TO WATCH Dominic Hill’s new production of Cyrano de Bergerac in Tramway 1 is in some ways an unsettling experience, like approaching some giant, unruly and strangely glittering feature of the Scottish landscape. Co-produced with the National Theatre of Scotland and the Lyceum in Edinburgh, this is the Citizens’ Company’s first production since it moved house to make way for a three-year rebuilding programme; and in choosing to revive Edwin Morgan’s thrilling 1992 Scots version of Cyrano de Bergerac, Hill and his 14-strong company throw themselves with a passion into not one but two great arenas of Scottish cultural ferment and change – the Tramway space, and Morgan’s mighty text – and emerge slightly bloody, but triumphant.
Cyrano de Bergerac, Tramway, Glasgow *****
The show starts hesitantly, as the company camp their way through the story’s theatrical prologue; Brian Ferguson’s taut, wiry Cyrano arrives late, and almost like a walking embodiment of a classic Glasgow attitude to the arts – passionate about the act of creation, but absolutely unwilling to accept some prinked-up bourgeois version of what theatre should be.
From the start, Morgan’s language is like another player on stage, flaunting its wit and outrageous rhymes, dicing with absurdity and bathos, fiercely challenging all assumptions about how lyricism and beauty should sound. This is not only a Scots version of Cyrano but a Glaswegian one, with Jessica Hardwick’s sharp and lovely Roxane giving as good as she gets in the street-banter stakes; and if you add a torrent of punk-inflected cross-period costumes from the legendary Pam Hogg, and movement sequences by Kally Lloyd-Jones that conjure up the rebellious fighting discipline of Cyrano’s Gascon cadets in unforgettable style, the result is a continuously dazzling theatrical spectacle, as purposeful as it is unpredictable.

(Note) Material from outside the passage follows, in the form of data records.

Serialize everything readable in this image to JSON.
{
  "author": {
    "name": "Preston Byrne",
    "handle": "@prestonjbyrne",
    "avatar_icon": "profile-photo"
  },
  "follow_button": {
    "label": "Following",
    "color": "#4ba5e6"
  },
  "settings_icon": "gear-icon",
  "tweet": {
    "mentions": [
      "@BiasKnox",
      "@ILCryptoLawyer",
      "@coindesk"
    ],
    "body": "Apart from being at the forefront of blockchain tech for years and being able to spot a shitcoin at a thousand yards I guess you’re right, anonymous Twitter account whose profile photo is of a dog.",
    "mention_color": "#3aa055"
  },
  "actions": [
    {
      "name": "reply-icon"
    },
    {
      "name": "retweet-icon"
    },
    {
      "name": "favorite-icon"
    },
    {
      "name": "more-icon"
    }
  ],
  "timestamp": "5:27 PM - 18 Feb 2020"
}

At the core of the story, though, there remains Rostand’s romantic 19th century narrative, the story of a mighty soldier, poet and lover with a nose so large he cannot believe himself worthy of love; and this infinitely poignant tale is finally all the more heartbreaking for emerging unscathed from the sound and fury of Morgan’s remarkable text, and Hill’s bold production.
There’s still some work to be done, perhaps, on the pacing of Cyrano’s long final monologue, which seems to tax Brian Ferguson almost to his limit, at the end of a remarkable performance in which he seems to absorb and stand for the whole meaning of Morgan’s great translation. Yet even that final imperfection is all of a piece with the jagged and unforgettable theatrical landscape of this production, which sings the big song of humanity in an inimitable Scottish voice, and with an ambition and sense of style that not only thrills the eye, but utterly wins the heart.
Tramway, Glasgow, until 22 September; Lyceum Theatre, Edinburgh, 13 October until 3 November; Eden Court Theatre, Inverness, 7-10 November.